Those events brought China and Taiwan to the verge of conflict, prompting the United States to send an aircraft carrier task force to the area in a warning to Beijing’s government.


Pakistani baby born in Makkah reaches home, meets parents after yearlong wait

Pakistani baby born in Makkah reaches home, meets parents after yearlong wait
Updated 16 January 2021

Pakistani baby born in Makkah reaches home, meets parents after yearlong wait

Pakistani baby born in Makkah reaches home, meets parents after yearlong wait
  • Abdullah was born prematurely Jan. 9 last year to Pakistani Umrah pilgrims
  • Parents say medical treatment was paid for entirely by Saudi government

ISLAMABAD: A baby born prematurely to Pakistani Umrah pilgrims in Makkah last year was returned on Friday evening to his parents in Quetta, Pakistan — a full year after his birth and successful treatment in Saudi Arabia.

Bibi Hajra and her husband Ghulam Haider were forced to leave their baby behind after their Umrah visas expired following the birth of their son on Jan. 9 last year — a premature birth, with the baby weighing only 1 kg and suffering from severe medical complications at the Maternity and Children’s Hospital in Makkah.

The baby, named Abdullah, was placed on a ventilator and stayed on in the hospital for a period of 46 days under the observation of doctors and consultants specialized in neonatal intensive care.

After this, the child was transferred to special care under the supervision of the Social Service Department.

“We had to return to Pakistan and leave our baby in the hospital as our visas expired, and then could not go back due to coronavirus,” a tearful Hajra told Arab News on Saturday from Pakistan’s southwestern Quetta city.

“Initially, I was very worried about my baby, but the hospital administration remained in touch with us. They used to show me Abdullah on video and also send us his pictures,” she said.

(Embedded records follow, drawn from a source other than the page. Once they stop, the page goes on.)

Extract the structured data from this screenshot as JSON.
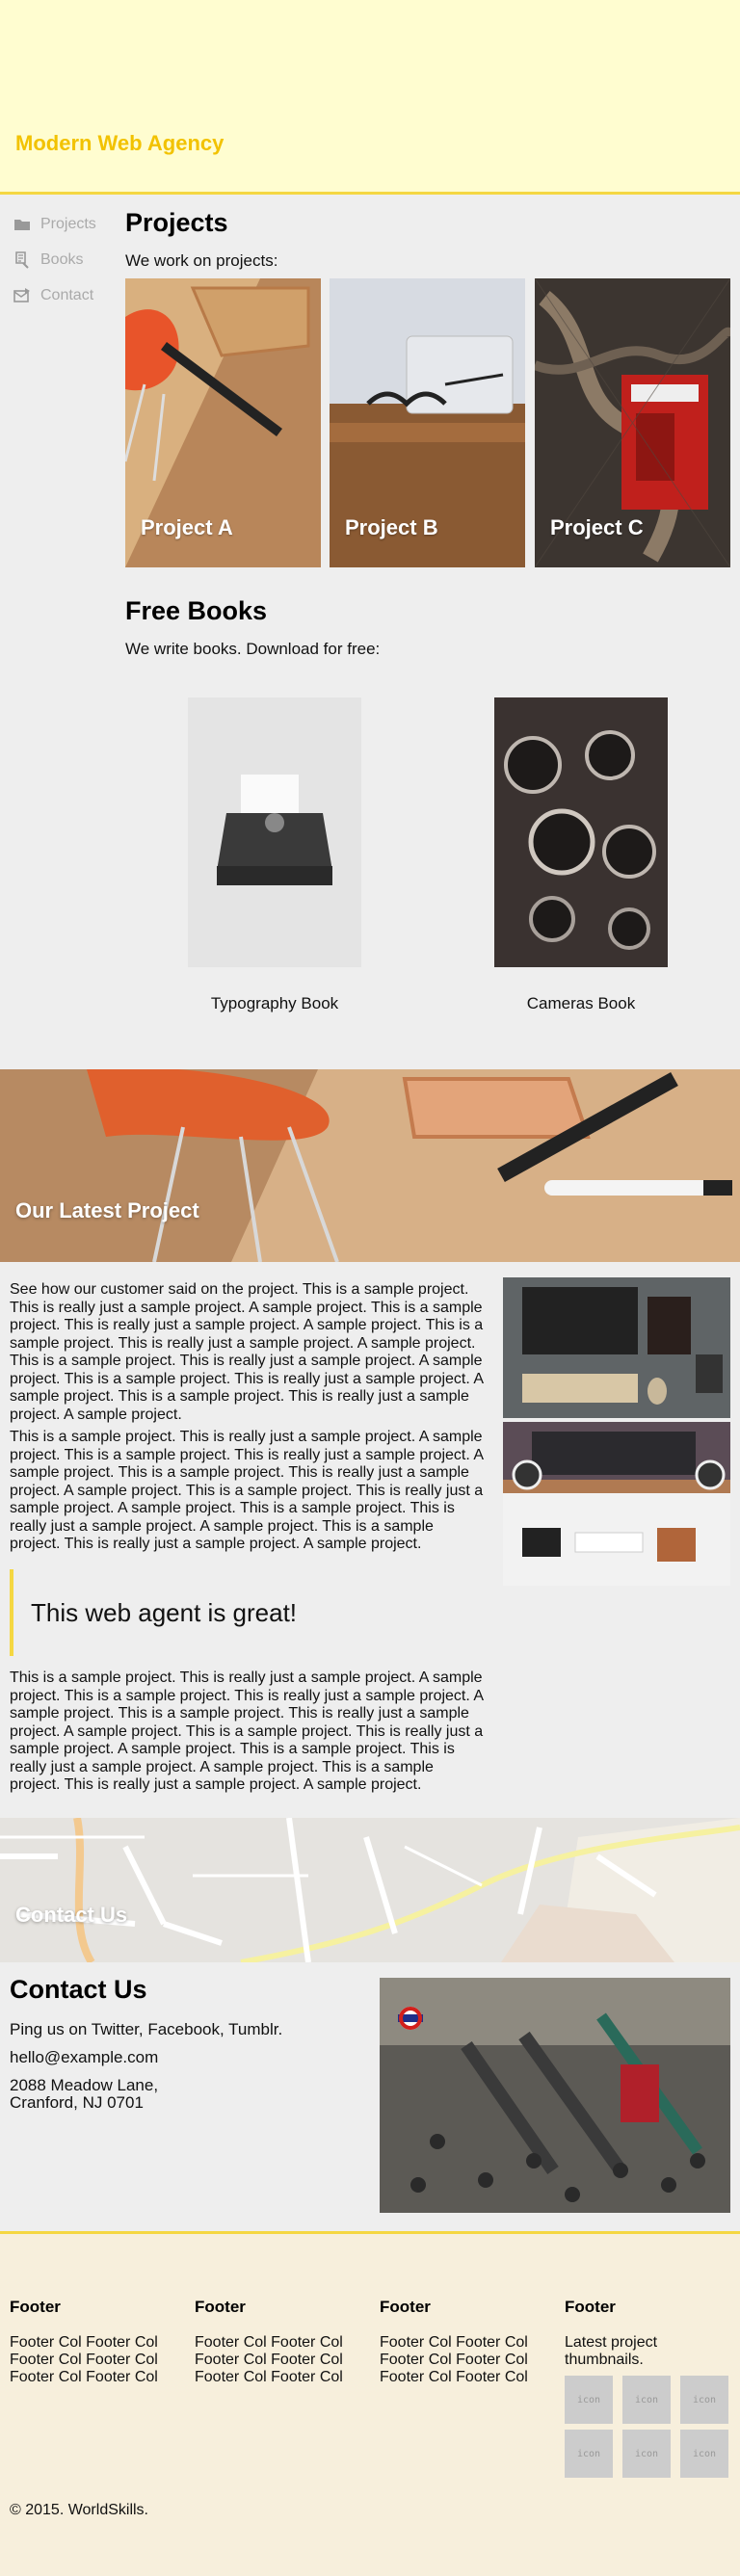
{
  "header": {
    "brand": "Modern Web Agency",
    "accent": "#f5d742",
    "brand_color": "#f2c200"
  },
  "sidebar": {
    "items": [
      {
        "label": "Projects",
        "icon": "folder-icon"
      },
      {
        "label": "Books",
        "icon": "document-icon"
      },
      {
        "label": "Contact",
        "icon": "mail-icon"
      }
    ]
  },
  "projects": {
    "title": "Projects",
    "lead": "We work on projects:",
    "items": [
      {
        "label": "Project A"
      },
      {
        "label": "Project B"
      },
      {
        "label": "Project C"
      }
    ]
  },
  "books": {
    "title": "Free Books",
    "lead": "We write books. Download for free:",
    "items": [
      {
        "caption": "Typography Book"
      },
      {
        "caption": "Cameras Book"
      }
    ]
  },
  "latest": {
    "title": "Our Latest Project",
    "p1": "See how our customer said on the project. This is a sample project. This is really just a sample project. A sample project. This is a sample project. This is really just a sample project. A sample project. This is a sample project. This is really just a sample project. A sample project. This is a sample project. This is really just a sample project. A sample project. This is a sample project. This is really just a sample project. A sample project. This is a sample project. This is really just a sample project. A sample project.",
    "p2": "This is a sample project. This is really just a sample project. A sample project. This is a sample project. This is really just a sample project. A sample project. This is a sample project. This is really just a sample project. A sample project. This is a sample project. This is really just a sample project. A sample project. This is a sample project. This is really just a sample project. A sample project. This is a sample project. This is really just a sample project. A sample project.",
    "quote": "This web agent is great!",
    "p3": "This is a sample project. This is really just a sample project. A sample project. This is a sample project. This is really just a sample project. A sample project. This is a sample project. This is really just a sample project. A sample project. This is a sample project. This is really just a sample project. A sample project. This is a sample project. This is really just a sample project. A sample project. This is a sample project. This is really just a sample project. A sample project."
  },
  "contact": {
    "banner_title": "Contact Us",
    "title": "Contact Us",
    "social": "Ping us on Twitter, Facebook, Tumblr.",
    "email": "hello@example.com",
    "address_line1": "2088 Meadow Lane,",
    "address_line2": "Cranford, NJ 0701"
  },
  "footer": {
    "columns": [
      {
        "heading": "Footer",
        "text": "Footer Col Footer Col Footer Col Footer Col Footer Col Footer Col"
      },
      {
        "heading": "Footer",
        "text": "Footer Col Footer Col Footer Col Footer Col Footer Col Footer Col"
      },
      {
        "heading": "Footer",
        "text": "Footer Col Footer Col Footer Col Footer Col Footer Col Footer Col"
      },
      {
        "heading": "Footer",
        "text": "Latest project thumbnails."
      }
    ],
    "thumb_label": "icon",
    "copyright": "© 2015. WorldSkills."
  }
}
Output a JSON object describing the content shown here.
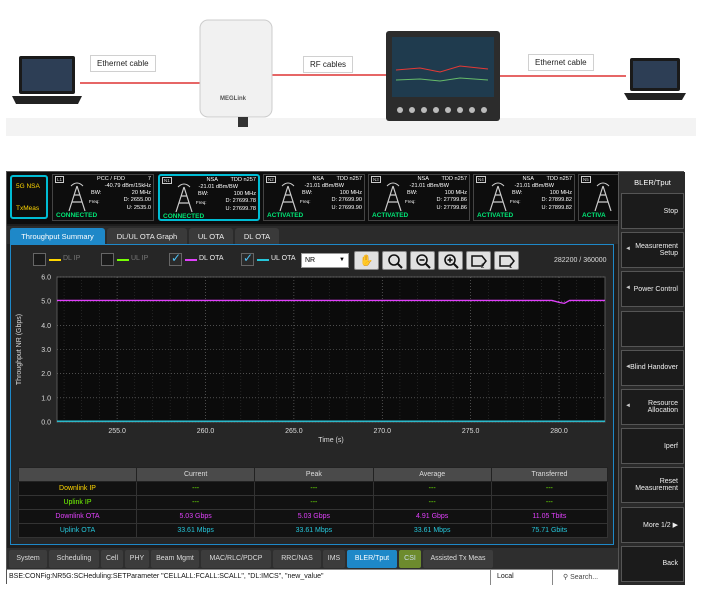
{
  "diagram": {
    "edges": [
      {
        "label": "Ethernet cable"
      },
      {
        "label": "RF cables"
      },
      {
        "label": "Ethernet cable"
      }
    ],
    "device_brand": "MEGLink"
  },
  "mode": {
    "line1": "5G NSA",
    "line2": "TxMeas"
  },
  "cells": [
    {
      "tag": "L1",
      "title": "PCC / FDD",
      "num": "7",
      "power": "-40.79 dBm/15kHz",
      "bw_label": "BW:",
      "bw": "20 MHz",
      "freq_label": "Freq:",
      "d": "D: 2655.00",
      "u": "U: 2535.0",
      "status": "CONNECTED"
    },
    {
      "tag": "N1",
      "title": "NSA",
      "band": "TDD n257",
      "power": "-21.01 dBm/BW",
      "bw_label": "BW:",
      "bw": "100 MHz",
      "freq_label": "Freq:",
      "d": "D: 27699.78",
      "u": "U: 27699.78",
      "status": "CONNECTED"
    },
    {
      "tag": "N2",
      "title": "NSA",
      "band": "TDD n257",
      "power": "-21.01 dBm/BW",
      "bw_label": "BW:",
      "bw": "100 MHz",
      "freq_label": "Freq:",
      "d": "D: 27699.90",
      "u": "U: 27699.90",
      "status": "ACTIVATED"
    },
    {
      "tag": "N3",
      "title": "NSA",
      "band": "TDD n257",
      "power": "-21.01 dBm/BW",
      "bw_label": "BW:",
      "bw": "100 MHz",
      "freq_label": "Freq:",
      "d": "D: 27799.86",
      "u": "U: 27799.86",
      "status": "ACTIVATED"
    },
    {
      "tag": "N4",
      "title": "NSA",
      "band": "TDD n257",
      "power": "-21.01 dBm/BW",
      "bw_label": "BW:",
      "bw": "100 MHz",
      "freq_label": "Freq:",
      "d": "D: 27899.82",
      "u": "U: 27899.82",
      "status": "ACTIVATED"
    },
    {
      "tag": "N5",
      "status": "ACTIVA"
    }
  ],
  "tabs": [
    {
      "label": "Throughput Summary",
      "active": true
    },
    {
      "label": "DL/UL OTA Graph"
    },
    {
      "label": "UL OTA"
    },
    {
      "label": "DL OTA"
    }
  ],
  "legend": [
    {
      "label": "DL IP",
      "checked": false,
      "color": "#ffd600"
    },
    {
      "label": "UL IP",
      "checked": false,
      "color": "#76ff03"
    },
    {
      "label": "DL OTA",
      "checked": true,
      "color": "#e040fb"
    },
    {
      "label": "UL OTA",
      "checked": true,
      "color": "#26c6da"
    }
  ],
  "rat_select": "NR",
  "sample_count": "282200 / 360000",
  "chart_data": {
    "type": "line",
    "xlabel": "Time (s)",
    "ylabel": "Throughput NR (Gbps)",
    "xlim": [
      251.6,
      282.6
    ],
    "ylim": [
      0,
      6
    ],
    "xticks": [
      "255.0",
      "260.0",
      "265.0",
      "270.0",
      "275.0",
      "280.0"
    ],
    "yticks": [
      "0.0",
      "1.0",
      "2.0",
      "3.0",
      "4.0",
      "5.0",
      "6.0"
    ],
    "grid": true,
    "series": [
      {
        "name": "DL OTA",
        "color": "#e040fb",
        "x": [
          251.6,
          279.6,
          280.0,
          280.3,
          280.6,
          282.6
        ],
        "y": [
          5.03,
          5.03,
          4.95,
          4.91,
          5.03,
          5.03
        ]
      },
      {
        "name": "UL OTA",
        "color": "#26c6da",
        "x": [
          251.6,
          282.6
        ],
        "y": [
          0.034,
          0.034
        ]
      }
    ]
  },
  "table": {
    "headers": [
      "",
      "Current",
      "Peak",
      "Average",
      "Transferred"
    ],
    "rows": [
      {
        "label": "Downlink IP",
        "color": "#ffd600",
        "cells": [
          "---",
          "---",
          "---",
          "---"
        ],
        "cell_color": "#76ff03"
      },
      {
        "label": "Uplink IP",
        "color": "#76ff03",
        "cells": [
          "---",
          "---",
          "---",
          "---"
        ],
        "cell_color": "#76ff03"
      },
      {
        "label": "Downlink OTA",
        "color": "#e040fb",
        "cells": [
          "5.03 Gbps",
          "5.03 Gbps",
          "4.91 Gbps",
          "11.05 Tbits"
        ],
        "cell_color": "#e040fb"
      },
      {
        "label": "Uplink OTA",
        "color": "#26c6da",
        "cells": [
          "33.61 Mbps",
          "33.61 Mbps",
          "33.61 Mbps",
          "75.71 Gbits"
        ],
        "cell_color": "#26c6da"
      }
    ]
  },
  "menu": [
    {
      "label": "System"
    },
    {
      "label": "Scheduling"
    },
    {
      "label": "Cell"
    },
    {
      "label": "PHY"
    },
    {
      "label": "Beam Mgmt"
    },
    {
      "label": "MAC/RLC/PDCP"
    },
    {
      "label": "RRC/NAS"
    },
    {
      "label": "IMS"
    },
    {
      "label": "BLER/Tput",
      "active": true
    },
    {
      "label": "CSI",
      "csi": true
    },
    {
      "label": "Assisted Tx Meas"
    }
  ],
  "command": {
    "text": "BSE:CONFig:NR5G:SCHeduling:SETParameter \"CELLALL:FCALL:SCALL\", \"DL:IMCS\", \"new_value\"",
    "location": "Local",
    "search": "Search..."
  },
  "softkeys": {
    "title": "BLER/Tput",
    "keys": [
      {
        "label": "Stop",
        "arrow": false
      },
      {
        "label": "Measurement Setup",
        "arrow": true
      },
      {
        "label": "Power Control",
        "arrow": true
      },
      {
        "label": "",
        "arrow": false
      },
      {
        "label": "Blind Handover",
        "arrow": true
      },
      {
        "label": "Resource Allocation",
        "arrow": true
      },
      {
        "label": "Iperf",
        "arrow": false
      },
      {
        "label": "Reset Measurement",
        "arrow": false
      },
      {
        "label": "More 1/2 ▶",
        "arrow": false
      },
      {
        "label": "Back",
        "arrow": false
      }
    ]
  }
}
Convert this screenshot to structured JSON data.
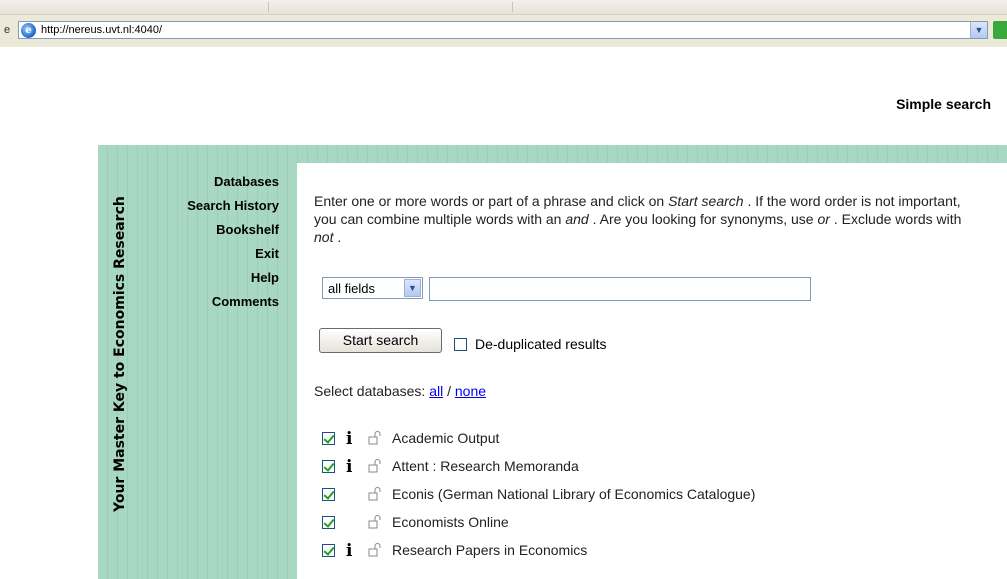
{
  "browser": {
    "address_prefix": "e",
    "url": "http://nereus.uvt.nl:4040/"
  },
  "page": {
    "heading": "Simple search",
    "tagline": "Your Master Key to Economics Research"
  },
  "nav": {
    "items": [
      {
        "label": "Databases"
      },
      {
        "label": "Search History"
      },
      {
        "label": "Bookshelf"
      },
      {
        "label": "Exit"
      },
      {
        "label": "Help"
      },
      {
        "label": "Comments"
      }
    ]
  },
  "search": {
    "instructions": {
      "p1": "Enter one or more words or part of a phrase and click on ",
      "em1": "Start search",
      "p2": " . If the word order is not important, you can combine multiple words with an ",
      "em2": "and",
      "p3": " . Are you looking for synonyms, use ",
      "em3": "or",
      "p4": " . Exclude words with ",
      "em4": "not",
      "p5": " ."
    },
    "field_selected": "all fields",
    "query_value": "",
    "start_label": "Start search",
    "dedup_label": "De-duplicated results",
    "dedup_checked": false
  },
  "databases": {
    "select_label": "Select databases: ",
    "all_label": "all",
    "separator": " / ",
    "none_label": "none",
    "items": [
      {
        "name": "Academic Output",
        "checked": true,
        "info": true
      },
      {
        "name": "Attent : Research Memoranda",
        "checked": true,
        "info": true
      },
      {
        "name": "Econis (German National Library of Economics Catalogue)",
        "checked": true,
        "info": false
      },
      {
        "name": "Economists Online",
        "checked": true,
        "info": false
      },
      {
        "name": "Research Papers in Economics",
        "checked": true,
        "info": true
      }
    ]
  },
  "colors": {
    "panel_green": "#a8d8c3",
    "link_blue": "#0000ee",
    "check_green": "#21a121"
  },
  "icons": {
    "browser_page": "ie-page-icon",
    "info": "info-icon",
    "access": "unlock-icon"
  }
}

“We are thankful to the Saudi government, hospital authorities, doctors, nurses and Pakistani consulate in Jeddah for their cooperation,” she added.

On Thursday, the Maternity and Children’s Hospital in Makkah handed Abdullah over to a delegation from the Pakistani Consulate after taking care of him for a full year.

Abdullah’s father, Haider, who is a dispenser at a small clinic in Quetta, also expressed his gratitude to the Saudi government and the Pakistani mission for their support.

“Our child remained under treatment for one year but we have not even been charged a single penny,” Haider told Arab News.

“All the expenses were taken care of by the Saudi government,” he said.

The return of Abdullah to Quetta, he continued, had been arranged by the Pakistani Consulate in Jeddah free of charge.

“The Pakistani Consulate was in contact with the hospital as well as with the parents of the child. They provided all the medical facilities and kept Abdullah in complete care. Now he is absolutely fine and one year old,” the community welfare attache of the Pakistani Consulate, Saqib Ali Khan, who received the boy from the hospital on Thursday, told Arab News.

“When the hospital administration assured us that the child is completely fine, we sent him back to Quetta through a delegation and he was received by the parents,” he said.

Khan thanked the Saudi government, the Saudi Ministry of Health and the medical team at the hospital for providing the child with special care, and for keeping in touch with the family in order to reassure them over the entire year of their separation.